The greatest man to ever wear fishnet stockings, Tim Curry is the undisputed star of The Rocky Horror Picture Show, which continues to be beacon of all things wonderfully filthy after all these decades. In celebration of the man, the voice, and the corset, we take a look back at some of his greatest hits: from making an enemy of Macauley Culkin to terrorising children as a clown. Along the way, expect to find a lot of singing.
The Rocky Horror Picture Show defines the phrase “cult classic”. Campy, ridiculous and with a cracking soundtrack, Rocky Horror has won legions of fans the world over for its liberal use of sex, dancing, more sex, and axing Meatloaf to death. The musical, written by Richard O’Brien of The Crystal Maze fame, stars Barry Bostwick and Susan Sarandon as innocent couple Brad and Janet, who find themselves stranded at the castle of Dr Frank-n-furter (Curry) one stormy night. Taking inspiration from the story of Frankenstein, Frank-n-furter is building a man, Rocky, to be his lover, while Brad and Janet find themselves caught up in the debauchery of the Transylvanians. Curry’s entrance into the film, after the crowd-pleaser Time Warp, is one of the greatest in all of cinema. A towering figure in a corset and lurid make-up, Frank-n-furter announces himself as a “sweet transvestite from transexual transylvania”, and really, if you were to meet an alien cross-dresser who builds people for sexual gratification, you’d expect that alien to have the affected singing and speaking voice of Tim Curry. It’s a tour de force of camp B-movie glory, inspiring millions of midnight screenings, audience participation rituals, singalong events and Halloween costumes. Maybe by the 40th anniversary, it will have become its own religion.
In this sequel about a child with clearly psychotic tendencies facing off against the dumbest and yet most indestructible criminals alive, we move the action to New York. In this instalment, the worst parents in the world lose young Kevin in the airport, so that he ends up on the other side of America at Christmas. A young, abandoned child needs somewhere to stay to plot how to inflict physical pain on Joe Pesci, and so we see the entrance of Tim Curry as a posh hotel receptionist. Like everyone in the Home Alone universe except for creepy old dudes or homeless bird women, Curry finds Kevin immediately untrustworthy, and makes another, even less formidable enemy for him than the Wet Bandits are. But it’s all very funny.

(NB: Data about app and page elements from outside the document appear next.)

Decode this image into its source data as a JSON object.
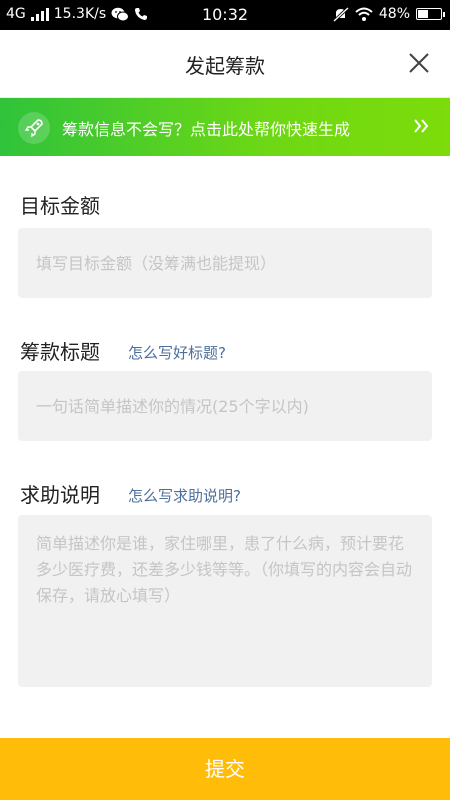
{
  "status_bar": {
    "network": "4G",
    "speed": "15.3K/s",
    "time": "10:32",
    "battery_text": "48%",
    "battery_level": 0.48,
    "icons": [
      "signal-icon",
      "wechat-icon",
      "phone-icon",
      "mute-icon",
      "wifi-icon",
      "battery-icon"
    ]
  },
  "header": {
    "title": "发起筹款",
    "close_icon": "close-icon"
  },
  "banner": {
    "text": "筹款信息不会写？点击此处帮你快速生成",
    "icon": "rocket-icon",
    "arrow_icon": "double-chevron-right-icon",
    "colors": {
      "start": "#2fc33b",
      "end": "#7ddc0a"
    }
  },
  "form": {
    "target_amount": {
      "label": "目标金额",
      "placeholder": "填写目标金额（没筹满也能提现）"
    },
    "title": {
      "label": "筹款标题",
      "help": "怎么写好标题?",
      "placeholder": "一句话简单描述你的情况(25个字以内)"
    },
    "description": {
      "label": "求助说明",
      "help": "怎么写求助说明?",
      "placeholder": "简单描述你是谁，家住哪里，患了什么病，预计要花多少医疗费，还差多少钱等等。（你填写的内容会自动保存，请放心填写）"
    }
  },
  "footer": {
    "submit_label": "提交",
    "color": "#ffbd0a"
  },
  "colors": {
    "link": "#4c6f9b",
    "field_bg": "#f1f1f1"
  }
}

It is actually a miniseries, but we’ll include it here regardless. This adaptation of Stephen King’s novel sees Tim Curry play an interdimensional lifeform that takes the appearance of his prey’s worst fears. Terrifying already, but note also that his most frequent disguise is that of the utterly horrifying Pennywise the Clown, taking the fabulous but slightly sinister make-up from Rocky Horror and dialing it up to eleven. Curry’s performance received universal acclaim for embodying all that was so terrifying from Pennywise in the novel, but he goes a step further, building on that initial horror with something uniquely Curry, utilising his body language and unique voice to great effect.
This animated classic was reviewed in full during our "Week of Williams" celebration of Robin Williams’ life and workhere. It warrants a place on this list also for Tim Curry’s incredible voice work as the villainous Hexxus, and especially for his singing prowess on the musical number Toxic Love. Never has the spirit of destruction sounded so sensual.
In this 1982 film adaptation of the more upbeat of child orphan musicals (whatever Annie went through, at least she never had to deal with a monster like Bill Sykes, unlike poor Oliver Twist), Tim Curry plays Rooster Hannigan, the con-artist brother of cruel alcoholic orphanage runner Miss Hannigan. Along with his sister and girlfriend Lily, Rooster has dollar signs in his eyes when the rich Daddy Warbucks takes an interest in young Annie. While the film itself is hardly a triumph, thanks to Curry’s vocal talent and naturally smug charisma onscreen (I’m sure he’s lovely in real life), Easy Street becomes one of the best numbers in the film.
The Worst Witch Movie
Okay, in no way am I suggesting that The Worst Witch Movie is a great film, but Tim Curry’s performance of the song Anything Can Happen on Halloween is too amazing not to include.